HOW TO COMPLETE THIS TASK
Your output must match the records below character for character.

────────────────────

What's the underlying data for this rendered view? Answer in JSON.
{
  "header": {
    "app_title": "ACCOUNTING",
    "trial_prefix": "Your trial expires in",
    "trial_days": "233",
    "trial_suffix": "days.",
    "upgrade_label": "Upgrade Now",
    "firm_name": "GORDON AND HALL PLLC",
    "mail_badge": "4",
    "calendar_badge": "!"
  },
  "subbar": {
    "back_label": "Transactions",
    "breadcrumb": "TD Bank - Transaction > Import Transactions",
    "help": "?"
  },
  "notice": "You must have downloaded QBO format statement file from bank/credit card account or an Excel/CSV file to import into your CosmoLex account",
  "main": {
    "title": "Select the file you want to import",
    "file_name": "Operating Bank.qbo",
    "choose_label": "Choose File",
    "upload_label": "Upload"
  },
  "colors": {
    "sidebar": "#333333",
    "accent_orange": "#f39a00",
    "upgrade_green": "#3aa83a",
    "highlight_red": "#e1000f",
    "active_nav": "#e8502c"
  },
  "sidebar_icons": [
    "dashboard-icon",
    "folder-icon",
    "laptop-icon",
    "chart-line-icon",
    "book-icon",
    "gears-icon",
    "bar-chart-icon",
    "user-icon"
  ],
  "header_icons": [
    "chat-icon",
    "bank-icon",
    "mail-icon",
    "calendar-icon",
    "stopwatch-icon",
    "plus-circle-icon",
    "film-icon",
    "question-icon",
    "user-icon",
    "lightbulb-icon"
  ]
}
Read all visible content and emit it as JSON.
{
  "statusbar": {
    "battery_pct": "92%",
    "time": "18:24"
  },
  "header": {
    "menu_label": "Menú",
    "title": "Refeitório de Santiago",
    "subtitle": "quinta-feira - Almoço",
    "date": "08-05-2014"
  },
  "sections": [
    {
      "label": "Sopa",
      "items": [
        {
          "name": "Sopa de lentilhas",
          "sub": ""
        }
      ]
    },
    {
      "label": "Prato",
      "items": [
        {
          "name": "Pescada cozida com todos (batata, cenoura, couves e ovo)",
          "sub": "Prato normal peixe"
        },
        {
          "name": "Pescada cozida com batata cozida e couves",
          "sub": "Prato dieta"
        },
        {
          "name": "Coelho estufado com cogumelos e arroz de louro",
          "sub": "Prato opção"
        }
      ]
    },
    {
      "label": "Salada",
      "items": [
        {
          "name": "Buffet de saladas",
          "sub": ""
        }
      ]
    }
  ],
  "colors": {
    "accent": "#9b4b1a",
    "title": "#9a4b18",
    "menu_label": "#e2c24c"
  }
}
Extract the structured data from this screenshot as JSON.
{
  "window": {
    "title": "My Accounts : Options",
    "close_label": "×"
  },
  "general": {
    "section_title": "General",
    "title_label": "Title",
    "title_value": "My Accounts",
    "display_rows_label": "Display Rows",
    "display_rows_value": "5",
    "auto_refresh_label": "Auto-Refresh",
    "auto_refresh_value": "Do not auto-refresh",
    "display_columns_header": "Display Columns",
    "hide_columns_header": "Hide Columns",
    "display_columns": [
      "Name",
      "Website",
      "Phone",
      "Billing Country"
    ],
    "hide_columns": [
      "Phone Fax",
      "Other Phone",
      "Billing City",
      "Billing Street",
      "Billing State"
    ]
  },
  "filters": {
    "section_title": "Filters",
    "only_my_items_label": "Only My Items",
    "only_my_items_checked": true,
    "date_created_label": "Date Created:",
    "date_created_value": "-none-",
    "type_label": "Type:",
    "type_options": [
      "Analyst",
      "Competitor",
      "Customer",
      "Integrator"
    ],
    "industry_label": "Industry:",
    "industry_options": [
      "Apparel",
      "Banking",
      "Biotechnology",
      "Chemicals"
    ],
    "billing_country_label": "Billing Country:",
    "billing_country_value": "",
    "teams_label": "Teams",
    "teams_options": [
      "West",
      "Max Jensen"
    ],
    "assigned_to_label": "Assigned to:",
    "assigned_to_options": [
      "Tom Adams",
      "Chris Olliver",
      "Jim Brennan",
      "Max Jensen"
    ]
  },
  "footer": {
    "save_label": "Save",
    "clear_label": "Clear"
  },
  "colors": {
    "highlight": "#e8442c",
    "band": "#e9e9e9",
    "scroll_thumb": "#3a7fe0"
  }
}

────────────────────

REPLY TO THE EXERCISE
What's the underlying data for this rendered view? Answer in JSON.
{
  "header": {
    "app_title": "ACCOUNTING",
    "trial_prefix": "Your trial expires in",
    "trial_days": "233",
    "trial_suffix": "days.",
    "upgrade_label": "Upgrade Now",
    "firm_name": "GORDON AND HALL PLLC",
    "mail_badge": "4",
    "calendar_badge": "!"
  },
  "subbar": {
    "back_label": "Transactions",
    "breadcrumb": "TD Bank - Transaction > Import Transactions",
    "help": "?"
  },
  "notice": "You must have downloaded QBO format statement file from bank/credit card account or an Excel/CSV file to import into your CosmoLex account",
  "main": {
    "title": "Select the file you want to import",
    "file_name": "Operating Bank.qbo",
    "choose_label": "Choose File",
    "upload_label": "Upload"
  },
  "colors": {
    "sidebar": "#333333",
    "accent_orange": "#f39a00",
    "upgrade_green": "#3aa83a",
    "highlight_red": "#e1000f",
    "active_nav": "#e8502c"
  },
  "sidebar_icons": [
    "dashboard-icon",
    "folder-icon",
    "laptop-icon",
    "chart-line-icon",
    "book-icon",
    "gears-icon",
    "bar-chart-icon",
    "user-icon"
  ],
  "header_icons": [
    "chat-icon",
    "bank-icon",
    "mail-icon",
    "calendar-icon",
    "stopwatch-icon",
    "plus-circle-icon",
    "film-icon",
    "question-icon",
    "user-icon",
    "lightbulb-icon"
  ]
}
Read all visible content and emit it as JSON.
{
  "statusbar": {
    "battery_pct": "92%",
    "time": "18:24"
  },
  "header": {
    "menu_label": "Menú",
    "title": "Refeitório de Santiago",
    "subtitle": "quinta-feira - Almoço",
    "date": "08-05-2014"
  },
  "sections": [
    {
      "label": "Sopa",
      "items": [
        {
          "name": "Sopa de lentilhas",
          "sub": ""
        }
      ]
    },
    {
      "label": "Prato",
      "items": [
        {
          "name": "Pescada cozida com todos (batata, cenoura, couves e ovo)",
          "sub": "Prato normal peixe"
        },
        {
          "name": "Pescada cozida com batata cozida e couves",
          "sub": "Prato dieta"
        },
        {
          "name": "Coelho estufado com cogumelos e arroz de louro",
          "sub": "Prato opção"
        }
      ]
    },
    {
      "label": "Salada",
      "items": [
        {
          "name": "Buffet de saladas",
          "sub": ""
        }
      ]
    }
  ],
  "colors": {
    "accent": "#9b4b1a",
    "title": "#9a4b18",
    "menu_label": "#e2c24c"
  }
}
Extract the structured data from this screenshot as JSON.
{
  "window": {
    "title": "My Accounts : Options",
    "close_label": "×"
  },
  "general": {
    "section_title": "General",
    "title_label": "Title",
    "title_value": "My Accounts",
    "display_rows_label": "Display Rows",
    "display_rows_value": "5",
    "auto_refresh_label": "Auto-Refresh",
    "auto_refresh_value": "Do not auto-refresh",
    "display_columns_header": "Display Columns",
    "hide_columns_header": "Hide Columns",
    "display_columns": [
      "Name",
      "Website",
      "Phone",
      "Billing Country"
    ],
    "hide_columns": [
      "Phone Fax",
      "Other Phone",
      "Billing City",
      "Billing Street",
      "Billing State"
    ]
  },
  "filters": {
    "section_title": "Filters",
    "only_my_items_label": "Only My Items",
    "only_my_items_checked": true,
    "date_created_label": "Date Created:",
    "date_created_value": "-none-",
    "type_label": "Type:",
    "type_options": [
      "Analyst",
      "Competitor",
      "Customer",
      "Integrator"
    ],
    "industry_label": "Industry:",
    "industry_options": [
      "Apparel",
      "Banking",
      "Biotechnology",
      "Chemicals"
    ],
    "billing_country_label": "Billing Country:",
    "billing_country_value": "",
    "teams_label": "Teams",
    "teams_options": [
      "West",
      "Max Jensen"
    ],
    "assigned_to_label": "Assigned to:",
    "assigned_to_options": [
      "Tom Adams",
      "Chris Olliver",
      "Jim Brennan",
      "Max Jensen"
    ]
  },
  "footer": {
    "save_label": "Save",
    "clear_label": "Clear"
  },
  "colors": {
    "highlight": "#e8442c",
    "band": "#e9e9e9",
    "scroll_thumb": "#3a7fe0"
  }
}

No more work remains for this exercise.